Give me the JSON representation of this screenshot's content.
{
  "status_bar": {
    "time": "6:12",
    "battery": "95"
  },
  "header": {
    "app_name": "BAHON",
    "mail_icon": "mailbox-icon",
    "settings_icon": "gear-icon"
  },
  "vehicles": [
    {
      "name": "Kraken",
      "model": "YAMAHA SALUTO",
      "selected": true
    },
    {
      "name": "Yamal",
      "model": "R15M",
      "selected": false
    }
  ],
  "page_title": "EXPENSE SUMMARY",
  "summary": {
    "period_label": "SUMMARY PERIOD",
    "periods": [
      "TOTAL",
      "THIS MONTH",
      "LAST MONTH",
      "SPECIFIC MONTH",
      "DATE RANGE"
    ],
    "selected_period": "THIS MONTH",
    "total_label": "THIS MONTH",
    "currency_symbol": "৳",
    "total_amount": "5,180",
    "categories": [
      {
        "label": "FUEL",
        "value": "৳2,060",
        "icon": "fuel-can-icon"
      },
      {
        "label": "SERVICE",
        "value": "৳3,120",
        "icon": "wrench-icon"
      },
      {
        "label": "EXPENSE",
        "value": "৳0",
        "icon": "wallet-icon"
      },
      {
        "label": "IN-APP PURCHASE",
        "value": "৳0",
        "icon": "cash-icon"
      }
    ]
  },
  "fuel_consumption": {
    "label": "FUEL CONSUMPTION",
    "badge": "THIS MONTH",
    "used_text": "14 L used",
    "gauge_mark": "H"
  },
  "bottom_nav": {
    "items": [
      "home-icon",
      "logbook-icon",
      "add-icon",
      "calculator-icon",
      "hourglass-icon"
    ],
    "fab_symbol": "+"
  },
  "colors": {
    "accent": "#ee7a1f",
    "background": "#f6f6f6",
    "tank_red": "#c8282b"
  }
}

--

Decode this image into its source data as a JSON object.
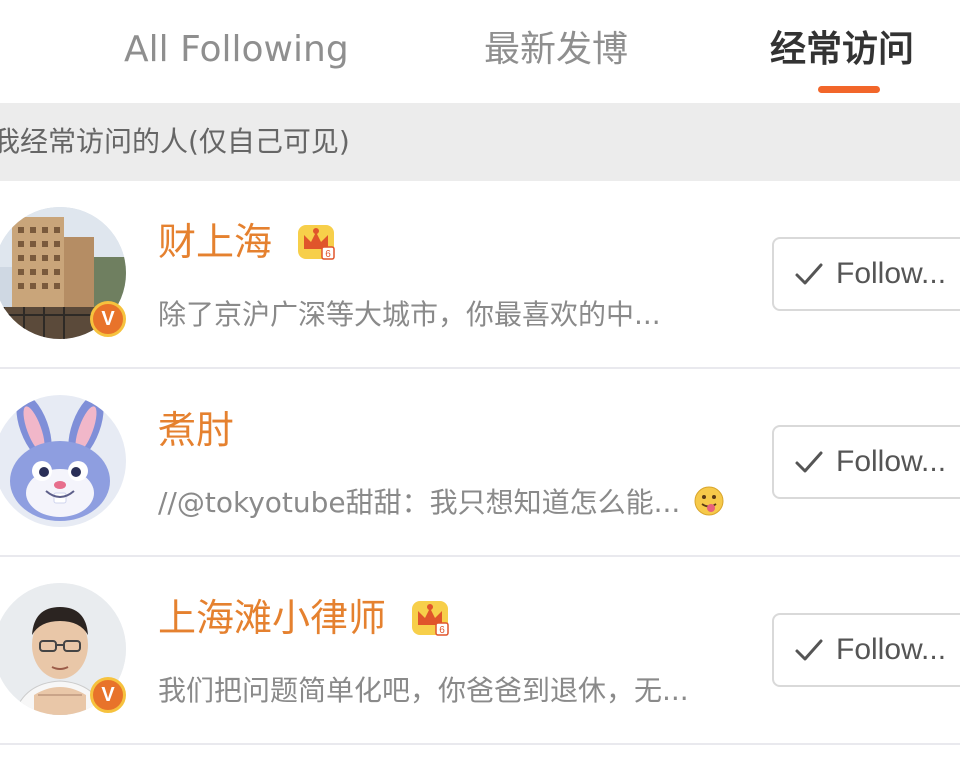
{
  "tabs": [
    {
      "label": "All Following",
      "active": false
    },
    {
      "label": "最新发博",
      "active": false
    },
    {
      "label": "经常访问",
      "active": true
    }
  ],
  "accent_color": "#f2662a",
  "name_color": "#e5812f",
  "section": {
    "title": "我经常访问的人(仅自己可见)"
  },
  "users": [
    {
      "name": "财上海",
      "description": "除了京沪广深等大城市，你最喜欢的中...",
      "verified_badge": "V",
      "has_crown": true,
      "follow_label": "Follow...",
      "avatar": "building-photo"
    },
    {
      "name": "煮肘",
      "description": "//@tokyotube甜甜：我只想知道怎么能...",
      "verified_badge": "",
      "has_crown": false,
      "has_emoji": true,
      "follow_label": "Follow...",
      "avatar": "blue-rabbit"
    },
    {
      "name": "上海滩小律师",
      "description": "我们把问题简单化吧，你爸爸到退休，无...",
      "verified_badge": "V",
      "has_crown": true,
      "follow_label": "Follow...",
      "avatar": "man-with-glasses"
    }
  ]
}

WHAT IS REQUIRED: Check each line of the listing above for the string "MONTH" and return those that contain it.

EXERCISE RESULT:
      "THIS MONTH",
      "LAST MONTH",
      "SPECIFIC MONTH",
    "selected_period": "THIS MONTH",
    "total_label": "THIS MONTH",
    "badge": "THIS MONTH",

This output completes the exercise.